*What you will do*
In your copy, include no images and return each entry exactly as written.

*Data to examine*

_ _ _ _

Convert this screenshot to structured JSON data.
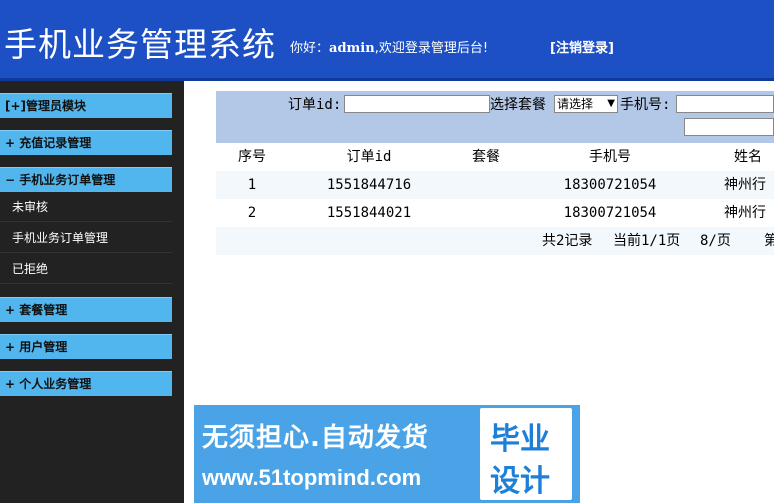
{
  "header": {
    "title": "手机业务管理系统",
    "greeting_prefix": "你好：",
    "username": "admin",
    "greeting_suffix": ",欢迎登录管理后台!",
    "logout": "[注销登录]"
  },
  "sidebar": {
    "groups": [
      {
        "label": "[+]管理员模块"
      },
      {
        "label": "+ 充值记录管理"
      },
      {
        "label": "− 手机业务订单管理"
      },
      {
        "label": "+ 套餐管理"
      },
      {
        "label": "+ 用户管理"
      },
      {
        "label": "+ 个人业务管理"
      }
    ],
    "subitems": [
      {
        "label": "未审核"
      },
      {
        "label": "手机业务订单管理"
      },
      {
        "label": "已拒绝"
      }
    ]
  },
  "search": {
    "order_id_label": "订单id:",
    "order_id_value": "",
    "package_label": "选择套餐",
    "package_selected": "请选择",
    "phone_label": "手机号:",
    "phone_value": ""
  },
  "table": {
    "columns": [
      "序号",
      "订单id",
      "套餐",
      "手机号",
      "姓名"
    ],
    "rows": [
      {
        "no": "1",
        "order_id": "1551844716",
        "package": "",
        "phone": "18300721054",
        "name": "神州行"
      },
      {
        "no": "2",
        "order_id": "1551844021",
        "package": "",
        "phone": "18300721054",
        "name": "神州行"
      }
    ]
  },
  "pagination": {
    "total": "共2记录",
    "current": "当前1/1页",
    "per_page": "8/页",
    "first": "第"
  },
  "ad": {
    "slogan": "无须担心.自动发货",
    "url": "www.51topmind.com",
    "badge_line1": "毕业",
    "badge_line2": "设计"
  },
  "colors": {
    "header_bg": "#1d50c4",
    "sidebar_bg": "#222222",
    "sidebar_group_bg": "#52b6ee",
    "search_bar_bg": "#b3c7e6",
    "row_alt_bg": "#f2f8fc"
  }
}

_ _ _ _

*Task output*
Convert this screenshot to structured JSON data.
{
  "header": {
    "title": "手机业务管理系统",
    "greeting_prefix": "你好：",
    "username": "admin",
    "greeting_suffix": ",欢迎登录管理后台!",
    "logout": "[注销登录]"
  },
  "sidebar": {
    "groups": [
      {
        "label": "[+]管理员模块"
      },
      {
        "label": "+ 充值记录管理"
      },
      {
        "label": "− 手机业务订单管理"
      },
      {
        "label": "+ 套餐管理"
      },
      {
        "label": "+ 用户管理"
      },
      {
        "label": "+ 个人业务管理"
      }
    ],
    "subitems": [
      {
        "label": "未审核"
      },
      {
        "label": "手机业务订单管理"
      },
      {
        "label": "已拒绝"
      }
    ]
  },
  "search": {
    "order_id_label": "订单id:",
    "order_id_value": "",
    "package_label": "选择套餐",
    "package_selected": "请选择",
    "phone_label": "手机号:",
    "phone_value": ""
  },
  "table": {
    "columns": [
      "序号",
      "订单id",
      "套餐",
      "手机号",
      "姓名"
    ],
    "rows": [
      {
        "no": "1",
        "order_id": "1551844716",
        "package": "",
        "phone": "18300721054",
        "name": "神州行"
      },
      {
        "no": "2",
        "order_id": "1551844021",
        "package": "",
        "phone": "18300721054",
        "name": "神州行"
      }
    ]
  },
  "pagination": {
    "total": "共2记录",
    "current": "当前1/1页",
    "per_page": "8/页",
    "first": "第"
  },
  "ad": {
    "slogan": "无须担心.自动发货",
    "url": "www.51topmind.com",
    "badge_line1": "毕业",
    "badge_line2": "设计"
  },
  "colors": {
    "header_bg": "#1d50c4",
    "sidebar_bg": "#222222",
    "sidebar_group_bg": "#52b6ee",
    "search_bar_bg": "#b3c7e6",
    "row_alt_bg": "#f2f8fc"
  }
}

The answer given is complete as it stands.